------ RECORDS SUPPLIED ------

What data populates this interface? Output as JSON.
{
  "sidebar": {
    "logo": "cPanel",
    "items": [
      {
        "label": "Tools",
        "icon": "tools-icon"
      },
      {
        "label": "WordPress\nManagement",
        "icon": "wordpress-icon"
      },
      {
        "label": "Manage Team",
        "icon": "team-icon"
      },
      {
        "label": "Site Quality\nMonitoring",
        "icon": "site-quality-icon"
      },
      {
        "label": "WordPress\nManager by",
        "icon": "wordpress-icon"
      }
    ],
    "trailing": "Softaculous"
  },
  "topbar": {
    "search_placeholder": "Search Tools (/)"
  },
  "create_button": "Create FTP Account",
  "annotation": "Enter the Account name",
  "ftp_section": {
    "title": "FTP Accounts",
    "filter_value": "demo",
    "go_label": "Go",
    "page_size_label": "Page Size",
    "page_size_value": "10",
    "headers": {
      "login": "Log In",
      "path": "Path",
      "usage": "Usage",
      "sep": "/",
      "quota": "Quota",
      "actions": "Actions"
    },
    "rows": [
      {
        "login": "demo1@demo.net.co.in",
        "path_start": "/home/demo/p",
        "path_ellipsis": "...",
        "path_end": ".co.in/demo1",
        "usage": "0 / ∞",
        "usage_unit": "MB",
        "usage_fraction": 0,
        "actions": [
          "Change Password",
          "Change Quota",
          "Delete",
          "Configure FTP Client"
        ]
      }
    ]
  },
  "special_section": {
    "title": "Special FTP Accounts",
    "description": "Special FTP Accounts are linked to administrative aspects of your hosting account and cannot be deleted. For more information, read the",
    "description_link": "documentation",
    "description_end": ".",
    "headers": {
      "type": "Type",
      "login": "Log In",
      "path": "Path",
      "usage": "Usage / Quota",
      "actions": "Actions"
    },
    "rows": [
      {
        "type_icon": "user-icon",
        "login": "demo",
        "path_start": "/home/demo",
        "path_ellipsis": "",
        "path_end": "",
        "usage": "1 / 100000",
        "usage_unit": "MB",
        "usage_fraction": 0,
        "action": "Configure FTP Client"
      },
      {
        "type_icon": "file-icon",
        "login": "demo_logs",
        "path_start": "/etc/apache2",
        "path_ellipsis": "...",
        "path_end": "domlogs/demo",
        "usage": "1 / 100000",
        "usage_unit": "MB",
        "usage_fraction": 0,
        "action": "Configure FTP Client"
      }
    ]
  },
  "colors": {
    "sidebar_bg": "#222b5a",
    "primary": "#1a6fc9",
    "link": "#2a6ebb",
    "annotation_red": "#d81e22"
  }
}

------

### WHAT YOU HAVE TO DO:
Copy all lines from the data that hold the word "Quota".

### SOLUTION TO THIS EXERCISE:
      "quota": "Quota",
          "Change Quota",
      "usage": "Usage / Quota",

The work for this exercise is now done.